BEGIN

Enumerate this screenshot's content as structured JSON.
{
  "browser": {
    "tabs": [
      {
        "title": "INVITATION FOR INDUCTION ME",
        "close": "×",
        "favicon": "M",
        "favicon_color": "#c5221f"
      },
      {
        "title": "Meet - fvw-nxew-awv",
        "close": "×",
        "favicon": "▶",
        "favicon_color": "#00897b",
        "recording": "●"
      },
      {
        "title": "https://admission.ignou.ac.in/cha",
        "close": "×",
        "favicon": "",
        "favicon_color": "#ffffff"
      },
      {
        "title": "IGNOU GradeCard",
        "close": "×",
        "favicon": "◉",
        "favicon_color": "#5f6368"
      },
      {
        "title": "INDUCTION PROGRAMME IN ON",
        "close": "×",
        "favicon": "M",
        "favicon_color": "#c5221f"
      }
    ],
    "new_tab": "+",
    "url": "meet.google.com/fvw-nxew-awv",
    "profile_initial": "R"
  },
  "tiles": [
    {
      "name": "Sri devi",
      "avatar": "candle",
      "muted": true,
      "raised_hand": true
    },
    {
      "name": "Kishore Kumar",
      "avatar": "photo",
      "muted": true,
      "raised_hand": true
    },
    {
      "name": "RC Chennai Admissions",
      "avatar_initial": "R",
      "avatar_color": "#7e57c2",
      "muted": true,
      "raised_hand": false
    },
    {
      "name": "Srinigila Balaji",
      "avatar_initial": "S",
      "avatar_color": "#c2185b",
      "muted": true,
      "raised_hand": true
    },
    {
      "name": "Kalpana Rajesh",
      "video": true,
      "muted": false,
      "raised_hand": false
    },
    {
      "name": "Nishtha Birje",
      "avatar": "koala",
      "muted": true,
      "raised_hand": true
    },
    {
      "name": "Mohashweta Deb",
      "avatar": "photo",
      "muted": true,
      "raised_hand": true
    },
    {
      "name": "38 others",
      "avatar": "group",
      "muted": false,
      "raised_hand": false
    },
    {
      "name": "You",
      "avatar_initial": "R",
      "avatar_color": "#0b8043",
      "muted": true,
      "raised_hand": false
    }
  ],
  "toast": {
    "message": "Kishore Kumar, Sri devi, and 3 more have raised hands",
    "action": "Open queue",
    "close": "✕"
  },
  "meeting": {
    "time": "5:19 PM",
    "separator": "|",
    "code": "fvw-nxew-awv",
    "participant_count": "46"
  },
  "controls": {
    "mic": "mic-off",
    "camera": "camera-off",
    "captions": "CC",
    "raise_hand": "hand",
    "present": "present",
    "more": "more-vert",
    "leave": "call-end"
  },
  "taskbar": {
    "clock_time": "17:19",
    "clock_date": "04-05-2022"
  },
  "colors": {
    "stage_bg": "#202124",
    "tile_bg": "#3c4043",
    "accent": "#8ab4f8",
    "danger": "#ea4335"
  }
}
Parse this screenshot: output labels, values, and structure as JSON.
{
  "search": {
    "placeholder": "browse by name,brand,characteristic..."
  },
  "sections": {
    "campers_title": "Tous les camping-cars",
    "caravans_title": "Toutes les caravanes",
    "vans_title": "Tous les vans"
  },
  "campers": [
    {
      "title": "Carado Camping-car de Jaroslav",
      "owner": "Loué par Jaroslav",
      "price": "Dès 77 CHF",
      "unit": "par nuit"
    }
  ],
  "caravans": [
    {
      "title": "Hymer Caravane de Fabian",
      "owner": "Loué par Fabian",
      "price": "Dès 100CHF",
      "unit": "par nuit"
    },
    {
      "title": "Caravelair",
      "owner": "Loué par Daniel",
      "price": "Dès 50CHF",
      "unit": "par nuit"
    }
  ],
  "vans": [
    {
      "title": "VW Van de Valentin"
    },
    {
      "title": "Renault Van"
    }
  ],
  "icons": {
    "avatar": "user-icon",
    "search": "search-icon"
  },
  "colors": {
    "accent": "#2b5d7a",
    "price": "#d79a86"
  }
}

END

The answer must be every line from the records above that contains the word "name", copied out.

      "name": "Sri devi",
      "name": "Kishore Kumar",
      "name": "RC Chennai Admissions",
      "name": "Srinigila Balaji",
      "name": "Kalpana Rajesh",
      "name": "Nishtha Birje",
      "name": "Mohashweta Deb",
      "name": "38 others",
      "name": "You",
    "placeholder": "browse by name,brand,characteristic..."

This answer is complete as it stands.